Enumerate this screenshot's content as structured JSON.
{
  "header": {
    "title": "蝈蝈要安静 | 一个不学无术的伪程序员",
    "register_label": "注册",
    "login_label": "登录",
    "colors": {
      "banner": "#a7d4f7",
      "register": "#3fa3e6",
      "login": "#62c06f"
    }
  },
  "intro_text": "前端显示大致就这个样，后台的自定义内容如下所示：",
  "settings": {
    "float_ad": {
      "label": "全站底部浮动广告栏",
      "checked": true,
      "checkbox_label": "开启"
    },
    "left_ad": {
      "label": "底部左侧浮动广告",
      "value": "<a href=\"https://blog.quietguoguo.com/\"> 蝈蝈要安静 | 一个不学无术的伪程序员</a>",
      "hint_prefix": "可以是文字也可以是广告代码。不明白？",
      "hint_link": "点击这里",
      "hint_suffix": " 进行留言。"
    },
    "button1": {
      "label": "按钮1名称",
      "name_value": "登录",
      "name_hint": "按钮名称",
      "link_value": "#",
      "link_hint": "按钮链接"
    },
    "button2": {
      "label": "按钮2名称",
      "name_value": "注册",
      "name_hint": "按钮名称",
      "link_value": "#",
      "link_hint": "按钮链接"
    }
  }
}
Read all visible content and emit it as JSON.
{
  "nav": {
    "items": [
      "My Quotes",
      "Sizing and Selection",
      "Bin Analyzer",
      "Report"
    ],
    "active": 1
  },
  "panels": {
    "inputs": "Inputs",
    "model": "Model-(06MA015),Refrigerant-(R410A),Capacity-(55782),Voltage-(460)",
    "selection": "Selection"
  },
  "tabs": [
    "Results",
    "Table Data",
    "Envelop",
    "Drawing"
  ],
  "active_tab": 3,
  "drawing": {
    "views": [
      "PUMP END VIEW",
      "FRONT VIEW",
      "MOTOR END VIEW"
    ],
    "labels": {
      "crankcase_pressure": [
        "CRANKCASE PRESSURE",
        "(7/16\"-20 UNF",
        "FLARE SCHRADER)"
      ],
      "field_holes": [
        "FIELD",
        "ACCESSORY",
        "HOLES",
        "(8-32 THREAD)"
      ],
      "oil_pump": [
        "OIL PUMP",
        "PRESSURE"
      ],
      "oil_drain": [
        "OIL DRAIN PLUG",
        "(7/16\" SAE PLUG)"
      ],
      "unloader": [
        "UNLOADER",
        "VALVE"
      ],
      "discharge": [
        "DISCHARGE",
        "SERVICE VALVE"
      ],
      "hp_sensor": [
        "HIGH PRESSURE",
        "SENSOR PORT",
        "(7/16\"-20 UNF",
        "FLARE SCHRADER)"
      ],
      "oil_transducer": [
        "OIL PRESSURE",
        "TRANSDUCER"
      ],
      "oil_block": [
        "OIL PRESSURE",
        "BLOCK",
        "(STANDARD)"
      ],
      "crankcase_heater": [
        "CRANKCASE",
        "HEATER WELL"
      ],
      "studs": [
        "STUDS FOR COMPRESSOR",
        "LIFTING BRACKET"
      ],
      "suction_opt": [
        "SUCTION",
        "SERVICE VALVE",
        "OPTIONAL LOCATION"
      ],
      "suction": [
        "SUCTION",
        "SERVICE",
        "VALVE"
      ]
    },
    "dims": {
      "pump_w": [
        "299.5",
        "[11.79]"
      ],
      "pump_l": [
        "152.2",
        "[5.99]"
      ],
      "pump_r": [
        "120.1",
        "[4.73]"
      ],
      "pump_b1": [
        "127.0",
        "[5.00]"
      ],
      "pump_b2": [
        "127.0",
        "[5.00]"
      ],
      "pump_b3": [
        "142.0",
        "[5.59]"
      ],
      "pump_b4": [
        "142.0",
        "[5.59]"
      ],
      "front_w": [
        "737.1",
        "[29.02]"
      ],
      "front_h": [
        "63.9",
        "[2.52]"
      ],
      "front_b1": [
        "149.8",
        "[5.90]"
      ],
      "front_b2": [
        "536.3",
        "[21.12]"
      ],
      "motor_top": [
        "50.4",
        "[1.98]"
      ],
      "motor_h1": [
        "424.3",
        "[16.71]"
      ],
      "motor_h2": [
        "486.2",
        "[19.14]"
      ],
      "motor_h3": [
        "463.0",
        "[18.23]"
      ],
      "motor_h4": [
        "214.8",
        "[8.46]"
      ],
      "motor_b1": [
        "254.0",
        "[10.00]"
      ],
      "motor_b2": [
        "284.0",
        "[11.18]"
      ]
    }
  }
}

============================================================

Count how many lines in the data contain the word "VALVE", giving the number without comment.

**Solution for this exercise:** 4